Signing ceremony for historic $4.6 billion bill for black farmer & Native American settlements: "It’s about restoring a sense of trust between the American people and the government," President says; black farmer leader Boyd calls it a "bittersweet victory"
Hailing the moment as a "wonderful occasion" that "after years of delay provides a small measure of justice," President Obama late on Wednesday signed the Claims Resolution Act of 2010, $4.6 billion legislation that funds settlements for longstanding suits against the federal government brought by black farmers and Native Americans. (Above: The President during the ceremony, surrounded by lawmakers and Cabinet Secretaries)
"This isn’t simply a matter of making amends. It’s about reaffirming our values on which this nation was founded -– principles of fairness and equality and opportunity," President Obama said.
It was passed by the lame duck Congress earlier this month, after years of work by what the President called "the activists, the tribal leaders, and the outstanding members of Congress."
About 130 people were gathered in the South Auditorium of the Old Eisenhower Executive Office Building for the signing ceremony, including Members of Congress, key leaders and advocates from the African American and Native American communities, congressional staff, Cabinet Secretaries Tom Vilsack and Ken Salazar, and Attorney General Eric Holder. Elaine Cobell, the Native American whom the suit is named after, and Dr. John W. Boyd, Jr., president of the National Black Farmers Association, were both in the audience, as were members of the Congressional Black Caucus. The full list of attendees is here.

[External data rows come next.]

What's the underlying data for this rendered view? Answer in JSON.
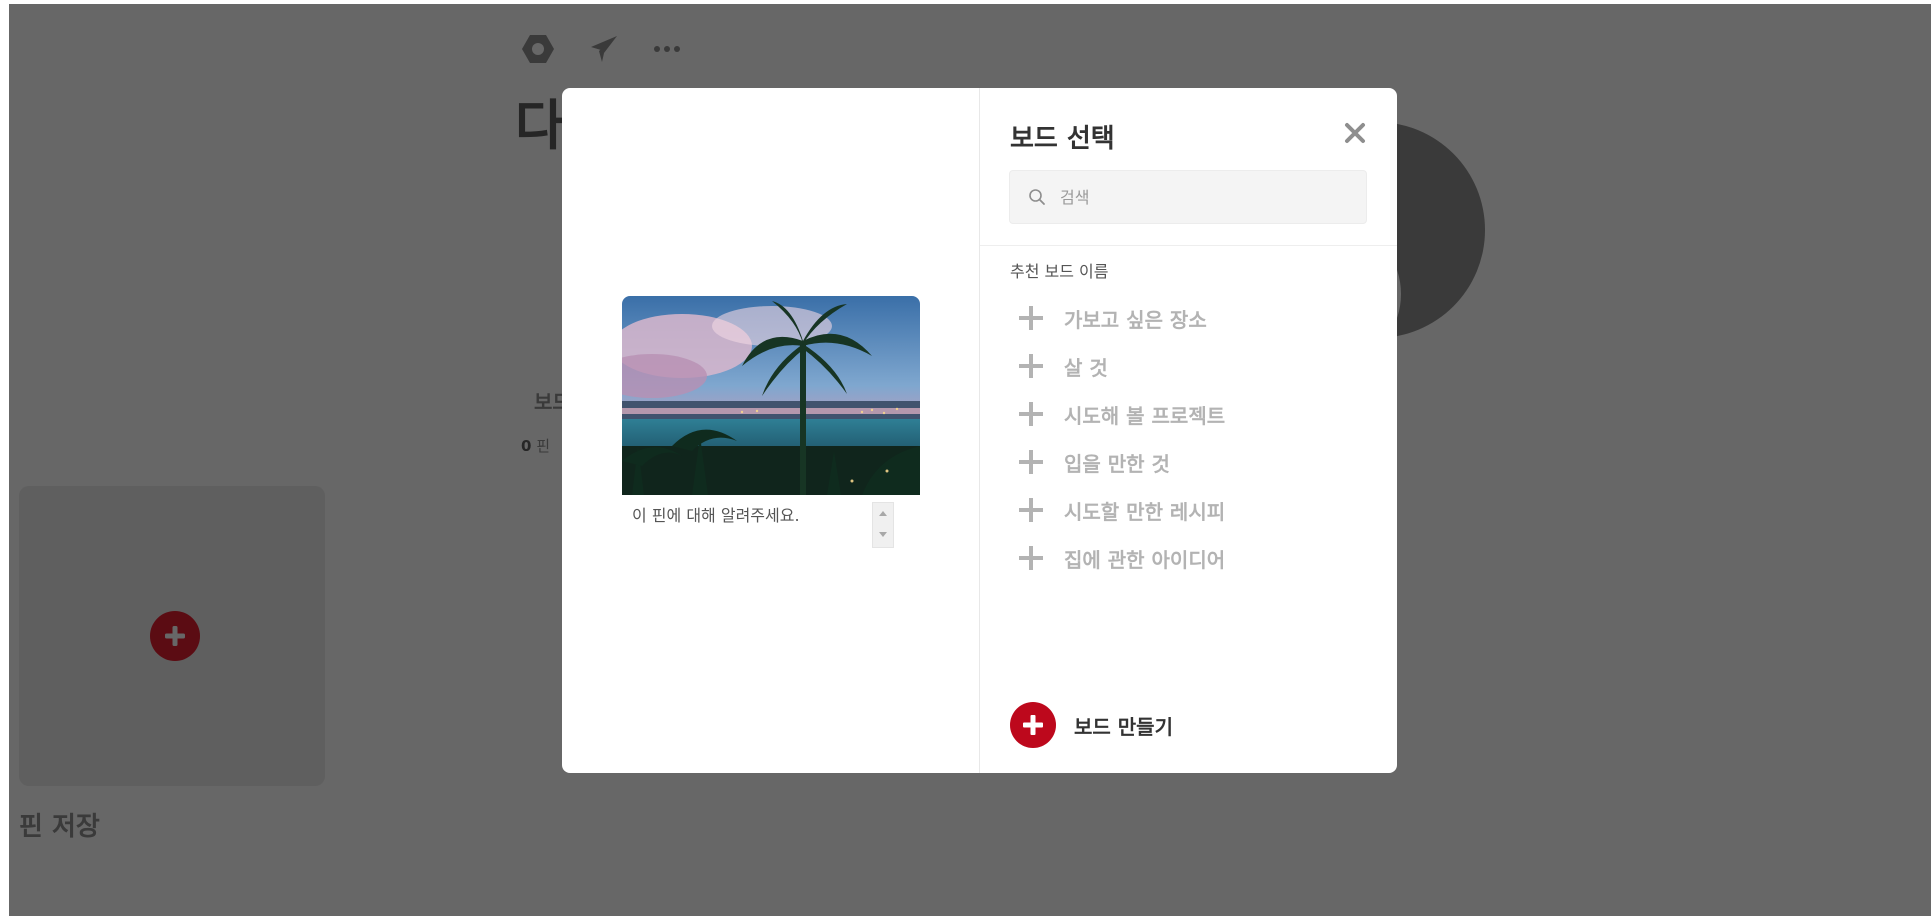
{
  "background": {
    "title": "다",
    "board_label": "보드",
    "pin_count_number": "0",
    "pin_count_unit": "핀",
    "save_pin_label": "핀 저장",
    "icons": [
      "settings-icon",
      "send-icon",
      "more-icon"
    ]
  },
  "modal": {
    "title": "보드 선택",
    "search": {
      "placeholder": "검색",
      "value": ""
    },
    "suggested_label": "추천 보드 이름",
    "boards": [
      {
        "label": "가보고 싶은 장소"
      },
      {
        "label": "살 것"
      },
      {
        "label": "시도해 볼 프로젝트"
      },
      {
        "label": "입을 만한 것"
      },
      {
        "label": "시도할 만한 레시피"
      },
      {
        "label": "집에 관한 아이디어"
      }
    ],
    "pin_description_placeholder": "이 핀에 대해 알려주세요.",
    "create_board_label": "보드 만들기"
  },
  "colors": {
    "overlay": "#676767",
    "accent": "#bd081c",
    "board_item_text": "#b3b3b3"
  }
}
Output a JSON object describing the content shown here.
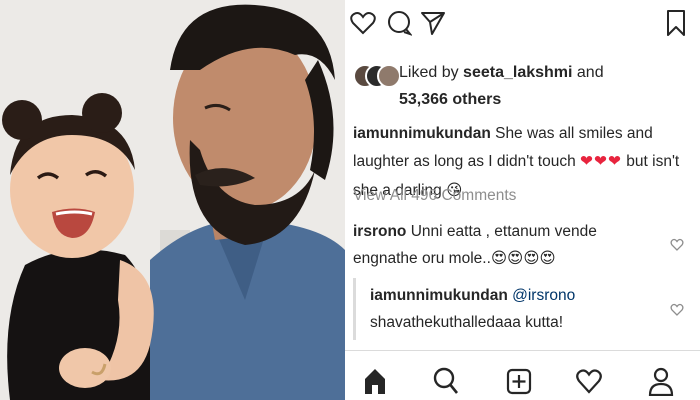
{
  "post": {
    "liked_by_prefix": "Liked by ",
    "liked_by_user": "seeta_lakshmi",
    "liked_by_and": " and",
    "likes_others": "53,366 others",
    "caption": {
      "username": "iamunnimukundan",
      "text": " She was all smiles and laughter as long as I didn't touch ",
      "hearts": "❤❤❤",
      "text2": " but isn't she a darling ",
      "emoji": "😘"
    },
    "view_all_comments": "View All 496 Comments",
    "comments": [
      {
        "username": "irsrono",
        "text": " Unni eatta , ettanum vende engnathe oru mole..",
        "emoji": "😍😍😍😍"
      }
    ],
    "replies": [
      {
        "username": "iamunnimukundan",
        "mention": "@irsrono",
        "text": " shavathekuthalledaaa kutta!"
      }
    ]
  },
  "icons": {
    "actions": [
      "heart-icon",
      "comment-icon",
      "share-icon",
      "bookmark-icon"
    ],
    "nav": [
      "home-icon",
      "search-icon",
      "add-icon",
      "activity-icon",
      "profile-icon"
    ]
  },
  "colors": {
    "text": "#262626",
    "muted": "#8e8e8e",
    "heart": "#e8243e",
    "separator": "#dbdbdb"
  }
}
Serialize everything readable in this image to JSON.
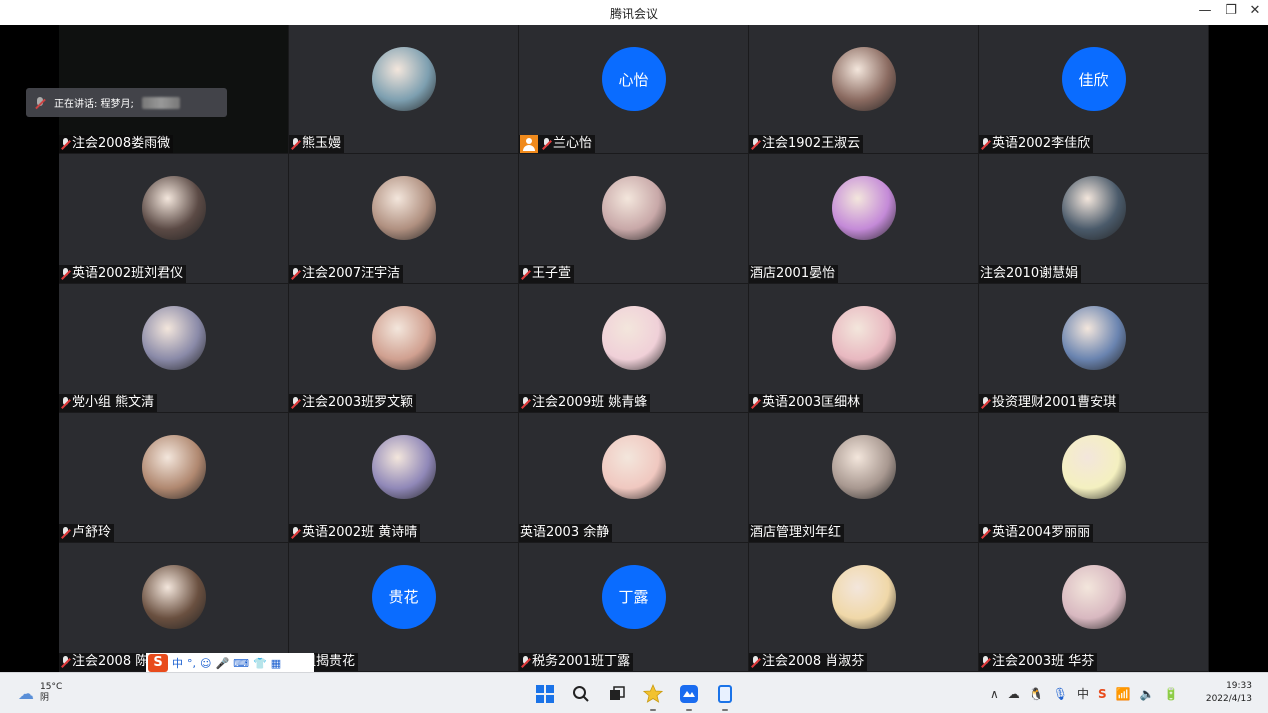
{
  "window": {
    "title": "腾讯会议",
    "controls": {
      "minimize": "—",
      "restore": "❐",
      "close": "✕"
    }
  },
  "speaking": {
    "label": "正在讲话: 程梦月;"
  },
  "participants": [
    {
      "name": "注会2008娄雨微",
      "muted": true,
      "video": true
    },
    {
      "name": "熊玉嫚",
      "muted": true,
      "avatar": "photo-avatar",
      "color": "#7d9fb0"
    },
    {
      "name": "兰心怡",
      "muted": true,
      "host": true,
      "avatar_text": "心怡"
    },
    {
      "name": "注会1902王淑云",
      "muted": true,
      "avatar": "photo-avatar",
      "color": "#8a6a60"
    },
    {
      "name": "英语2002李佳欣",
      "muted": true,
      "avatar_text": "佳欣"
    },
    {
      "name": "英语2002班刘君仪",
      "muted": true,
      "avatar": "photo-avatar",
      "color": "#5b4a45"
    },
    {
      "name": "注会2007汪宇洁",
      "muted": true,
      "avatar": "photo-avatar",
      "color": "#b09080"
    },
    {
      "name": "王子萱",
      "muted": true,
      "avatar": "photo-avatar",
      "color": "#c8a8a8"
    },
    {
      "name": "酒店2001晏怡",
      "muted": false,
      "avatar": "cartoon-avatar",
      "color": "#c48ad8"
    },
    {
      "name": "注会2010谢慧娟",
      "muted": false,
      "avatar": "photo-avatar",
      "color": "#4a5a6a"
    },
    {
      "name": "党小组 熊文清",
      "muted": true,
      "avatar": "photo-avatar",
      "color": "#8a8aa8"
    },
    {
      "name": "注会2003班罗文颖",
      "muted": true,
      "avatar": "photo-avatar",
      "color": "#d0a090"
    },
    {
      "name": "注会2009班 姚青蜂",
      "muted": true,
      "avatar": "cartoon-avatar",
      "color": "#f0d0d8"
    },
    {
      "name": "英语2003匡细林",
      "muted": true,
      "avatar": "cartoon-avatar",
      "color": "#e8b8c0"
    },
    {
      "name": "投资理财2001曹安琪",
      "muted": true,
      "avatar": "cartoon-avatar",
      "color": "#6a84b0"
    },
    {
      "name": "卢舒玲",
      "muted": true,
      "avatar": "photo-avatar",
      "color": "#b08870"
    },
    {
      "name": "英语2002班 黄诗晴",
      "muted": true,
      "avatar": "photo-avatar",
      "color": "#9088b8"
    },
    {
      "name": "英语2003 余静",
      "muted": false,
      "avatar": "cartoon-avatar",
      "color": "#f0c8c0"
    },
    {
      "name": "酒店管理刘年红",
      "muted": false,
      "avatar": "photo-avatar",
      "color": "#a89890"
    },
    {
      "name": "英语2004罗丽丽",
      "muted": true,
      "avatar": "cartoon-avatar",
      "color": "#f4f0c0"
    },
    {
      "name": "注会2008 陈",
      "muted": true,
      "avatar": "photo-avatar",
      "color": "#6a5040"
    },
    {
      "name": "小组揭贵花",
      "muted": false,
      "avatar_text": "贵花"
    },
    {
      "name": "税务2001班丁露",
      "muted": true,
      "avatar_text": "丁露"
    },
    {
      "name": "注会2008 肖淑芬",
      "muted": true,
      "avatar": "cartoon-avatar",
      "color": "#f0d8a8"
    },
    {
      "name": "注会2003班 华芬",
      "muted": true,
      "avatar": "cartoon-avatar",
      "color": "#d8b8c0"
    }
  ],
  "ime_toolbar": {
    "logo": "S",
    "mode": "中",
    "punct": "°,",
    "emoji": "☺",
    "voice": "🎤",
    "keyboard": "⌨",
    "skin": "👕",
    "grid": "▦"
  },
  "taskbar": {
    "weather_temp": "15°C",
    "weather_desc": "阴",
    "tray_lang": "中",
    "tray_chevron": "∧",
    "time": "19:33",
    "date": "2022/4/13"
  }
}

The Claims Settlement Act provides $1.15 billion for the settlement of Pigford II, a longstanding racial bias suit first brought by black farmers against USDA in 1999, and $3.4 billion for the Cobell settlement for American Indian plaintiffs who claimed during a 14-year-long suit that Interior officials mismanaged royalties from leases of tribal land used to harvest oil, minerals and timber. The President's remarks (transcript is here):
"Each of us deserves the chance to pursue our own version of happiness. It’s what led us to become a nation. It’s at the heart of who we are as a people," President Obama said. "And our history is defined by the struggle to fulfill this ideal."
"I think all of us understand that we haven’t always lived up to those ideals," he added. "When we’ve fallen short, it’s been up to ordinary citizens to stand up to inequality and unfairness wherever they find it. That’s how we’ve made progress."
Lauding the Act as the work of a bipartisan group of lawmakers, the President noted that he had introduced legislation for the black farmers suit when he was a Senator.
"It’s about restoring a sense of trust between the American people and the government that plays such an important role in their lives," President Obama said of the bill. "As long as I have the privilege of serving as your President I will continue to do everything I can to restore that trust. And that’s why I am so extraordinarily proud to sign this bill today."
In a separate statement released by the White House about the Claims Settlement Act, the President promised further action to address other pending discrimination suits. (At left: The President shakes hands with Holder after the ceremony)
"My Administration will continue our efforts to resolve claims of past discrimination made by women and Hispanic farmers and others in a fair and timely manner," President Obama said.
The Act also provides a one-year extension of Temporary Assistance for Needy Families (TANF) block grants, a six-month extension of the supplemental TANF grant program for states with high population growth or historically below-average welfare grants, and provisions to improve the integrity of the unemployment compensation program.
What the bill does for Cobell and Pigford II
Under the settlement, eligible black farmers will receive about $50,000 in compensation. Black farmer claimants must have farmed or attempted to farm between 1981 and 1986, have filed a discrimination complaint before July 1, 1987, and have filed a claim after the deadline in the original settlement, according to Boyd. (Above: The Act awaiting the President's signature)
For the Cobell settlement, plaintiffs will receive $1.4 billion directly, while the government will use $2 billion to repurchase Indian lands broken up under the Dawes Act in the late 19th and early 20th century. Another $60 million will fund scholarships for American Indian students.
"It helps put more land in the hands of tribes to manage for their members," President Obama said. "And it also includes money to settle lawsuits over water rights, giving seven tribes in Arizona, Montana and New Mexico permanent access to secure water supplies year-round."
Boyd on the record...
Boyd, who over the last 26 years has become the public face of the Pigford settlement, and led a series of very public protests since the President took office, which included thousands of black farmers fro across the US, called the signing ceremony "bittersweet." Boyd received a settlement under the original Pigford suit, but has been working tirelessly to ensure that black farmers who were locked out of that suit were included in today's settlement. (Above: Boyd during a protest outside USDA headquarters earlier this year)
"Today is historic for black farmers," Boyd told Obama Foodorama.
But he but added that it has not been without a high price.
"Many black farmers have died at the plow waiting for today," Boyd said.
The black farmers settlement has been taken up by the children and grandchildren whose elders were discriminated against under USDA policies, which prevented them from receiving the same USDA loans and other assistance provided by the agency.
"It's a bittersweet victory," Boyd said.
*Photo at top by Chuck Kennedy/White House; White House video